Tuesday, February 26, 2008

The Strength to Go Into the Wilderness

“I have been asked many times
to take leaps I did not feel ready to do.
But when I’ve done that I’ve been held
And I have been an agent for God
In ways I never could have been
If I didn’t trust and take that leap.”
- Jean-Marie P. Barch 1998.

Who abide in the shadow of the Almighty, will say to God “My refuge and my fortress; my God in whom I trust.” For God will deliver you from the snare of the fowler and from the deadly pestilences; God will cover you with pinions and under God’s wings you will find refuge. – Psalm 91:1-4.

About a week ago I attended FGC’s FLGBTQC Mid-Winter Gathering. While there we were asked to consider several queries every day in our small group worship sharing. One of these queries was something along the lines of, “How do we tell the difference between acts of love and acts of fear?” In my worship sharing I felt moved to speak about this query and then again during worship. As the Spirit usually does I started out focusing on the query and then was led to speak to deeper questions. When considering the difference between acts of love and acts of fear I am led to believe that Friends generally have a hard time distinguishing between the two. Maybe not on a personal level, but as a group we tend to see praise as coming from a place of love and criticize more need for change as coming from a place of fear. In my own experience among Friends I have not found this to be the case.
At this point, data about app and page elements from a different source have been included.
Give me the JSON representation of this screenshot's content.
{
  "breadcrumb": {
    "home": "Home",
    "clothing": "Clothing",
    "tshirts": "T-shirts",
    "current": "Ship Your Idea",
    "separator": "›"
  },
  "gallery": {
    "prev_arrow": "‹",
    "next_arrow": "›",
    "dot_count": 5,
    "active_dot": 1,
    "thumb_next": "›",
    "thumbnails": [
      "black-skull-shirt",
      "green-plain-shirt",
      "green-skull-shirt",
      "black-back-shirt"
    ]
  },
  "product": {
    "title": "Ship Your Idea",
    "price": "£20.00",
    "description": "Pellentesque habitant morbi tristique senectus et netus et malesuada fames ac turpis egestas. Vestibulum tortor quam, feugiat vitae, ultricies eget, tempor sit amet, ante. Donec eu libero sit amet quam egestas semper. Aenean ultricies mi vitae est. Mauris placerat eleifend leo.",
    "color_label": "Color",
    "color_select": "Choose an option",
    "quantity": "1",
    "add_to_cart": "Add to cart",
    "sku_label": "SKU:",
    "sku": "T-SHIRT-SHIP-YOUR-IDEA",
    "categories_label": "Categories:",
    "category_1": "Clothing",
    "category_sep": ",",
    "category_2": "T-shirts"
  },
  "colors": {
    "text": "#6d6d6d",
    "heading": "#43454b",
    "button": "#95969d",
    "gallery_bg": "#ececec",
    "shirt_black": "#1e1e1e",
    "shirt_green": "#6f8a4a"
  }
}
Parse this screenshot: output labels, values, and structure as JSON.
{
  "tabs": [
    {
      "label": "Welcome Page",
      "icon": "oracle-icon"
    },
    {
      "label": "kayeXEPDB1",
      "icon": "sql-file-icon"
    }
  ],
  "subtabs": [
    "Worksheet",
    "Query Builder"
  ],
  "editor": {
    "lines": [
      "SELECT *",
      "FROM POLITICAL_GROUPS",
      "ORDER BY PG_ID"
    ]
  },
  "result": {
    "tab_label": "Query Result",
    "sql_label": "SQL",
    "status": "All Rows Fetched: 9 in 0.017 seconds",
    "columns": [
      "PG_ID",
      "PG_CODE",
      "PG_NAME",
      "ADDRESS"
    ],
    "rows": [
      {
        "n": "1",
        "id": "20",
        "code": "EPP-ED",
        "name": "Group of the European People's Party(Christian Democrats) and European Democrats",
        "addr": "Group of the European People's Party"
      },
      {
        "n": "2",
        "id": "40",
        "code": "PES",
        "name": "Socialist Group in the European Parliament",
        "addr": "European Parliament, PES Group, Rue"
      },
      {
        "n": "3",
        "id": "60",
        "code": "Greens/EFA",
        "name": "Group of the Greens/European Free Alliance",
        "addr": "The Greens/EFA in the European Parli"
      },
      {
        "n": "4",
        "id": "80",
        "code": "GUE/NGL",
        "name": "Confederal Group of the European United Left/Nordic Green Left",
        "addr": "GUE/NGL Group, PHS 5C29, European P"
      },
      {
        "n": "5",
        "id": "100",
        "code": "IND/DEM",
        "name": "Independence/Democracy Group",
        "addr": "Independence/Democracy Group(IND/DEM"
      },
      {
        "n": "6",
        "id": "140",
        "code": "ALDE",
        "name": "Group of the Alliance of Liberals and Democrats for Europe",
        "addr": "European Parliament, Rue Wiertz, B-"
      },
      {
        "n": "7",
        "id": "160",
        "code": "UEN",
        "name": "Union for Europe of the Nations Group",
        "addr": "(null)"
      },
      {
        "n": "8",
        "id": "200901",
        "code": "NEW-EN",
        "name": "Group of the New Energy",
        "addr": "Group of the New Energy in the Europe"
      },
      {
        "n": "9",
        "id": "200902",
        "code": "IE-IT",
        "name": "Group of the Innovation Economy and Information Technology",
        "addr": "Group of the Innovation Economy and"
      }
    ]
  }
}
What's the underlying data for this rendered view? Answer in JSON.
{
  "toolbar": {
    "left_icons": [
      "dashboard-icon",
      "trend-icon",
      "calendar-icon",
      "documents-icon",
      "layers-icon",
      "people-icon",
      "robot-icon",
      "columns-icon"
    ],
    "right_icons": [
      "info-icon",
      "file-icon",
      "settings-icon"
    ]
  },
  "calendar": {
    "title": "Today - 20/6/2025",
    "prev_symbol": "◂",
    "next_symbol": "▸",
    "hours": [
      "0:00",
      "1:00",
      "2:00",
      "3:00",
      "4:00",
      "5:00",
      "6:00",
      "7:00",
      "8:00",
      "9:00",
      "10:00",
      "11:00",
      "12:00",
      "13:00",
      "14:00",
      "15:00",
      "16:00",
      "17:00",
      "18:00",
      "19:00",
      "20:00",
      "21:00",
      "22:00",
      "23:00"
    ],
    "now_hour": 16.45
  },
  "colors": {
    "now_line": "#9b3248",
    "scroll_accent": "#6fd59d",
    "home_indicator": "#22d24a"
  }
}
Instead, I have often found that we want to hear praise and only praise about our meetings and the Religious Society of Friends because we are afraid of what might happen if we begin to take criticism seriously and move to change the way things are. Often I have found praise alone comes from a place of fear of change, a fear that we will make things worse or break things beyond repair. Whereas often I have found those who offer criticism and ask for change are doing so out of love, love for their faith and a need that that faith should live up to what they know it is capable of being.
I have been moved to think that there is another image and another question behind this concept of acts of love and acts of fear. I am then called to the image of the wilderness as expressed many times in the Bible and the concept of Blessed Community. I believe that if we are truly a Blessed Community under God, guided by the Spirit, then we should have enough trust and love for each other that will allow us to know what cannot break what was not meant to be broken. I believe that when we act with love and faith in God and in each other we can never make things worse, only better. If some things break, or change, we must have faith that this is what God has meant to happen and all things will be made right and whole in the end. We as a community must not be afraid to go out into the wilderness. We must trust in one another, in ourselves that we might wander, and suffer, and it might be hard and our faith might be tested but in the end we will come out a community, whole and faithful. This ability to go out into the wilderness is not just an act of faith in one another but an act of faith in God. We must believe that God loves us enough that we can go into the dark, into the wilderness, to do things that we are afraid of doing, and God will bring us home. I believe that we are never truly lost, and that God will always bring us home, but we as a religious community must also believe this.
I gave this message in Meeting for Worship on Sunday. After Meeting I attended a Bible study session. The Friend who was leading the session told us the story of how she came to choose the passage we were going to read. She said she had written everything out after being told she was going to lead Bible study at the conference, but then one Firstday she had been sitting in Meeting and had gotten a leading for us to read Genesis 16 in Bible study. She said she had no idea why the Spirit was leading her to this passage but she trusted in the Spirit and changed her plans for the Bible study. Genesis 16 is the story of Hagar, who is a slave to Sarai, and conceives a child by Abram. She then looks with contempt on her mistress who cannot conceive, so Sarai deals harshly with her and Hagar runs away into the wilderness. There she sees an Angel of the Lord who tells her she will have a son and what to name him. Hagar then realizes she is talking to the Lord and names him El-roi or literally “God who sees.” She is the only Old Testament figure that I know of to directly name God. The fact that we were called to read a passage about a slave girl gone into the wilderness who sees and names God, after the messages I was called to give, I do not see as a coincidence. Neither do I see the fact that both of these messages were given at Mid-Winter Gathering as a coincidence. To me the Lord is clearly trying to tell the LGBTQ Friends community something, and I now struggle to discern for myself what it is. What wilderness we are being called to travel into? Are we as a community being called to see and be seen by God, name and be named? As of now I do not have answers that satisfy me, but I trust that in time God will lead us to the Truth.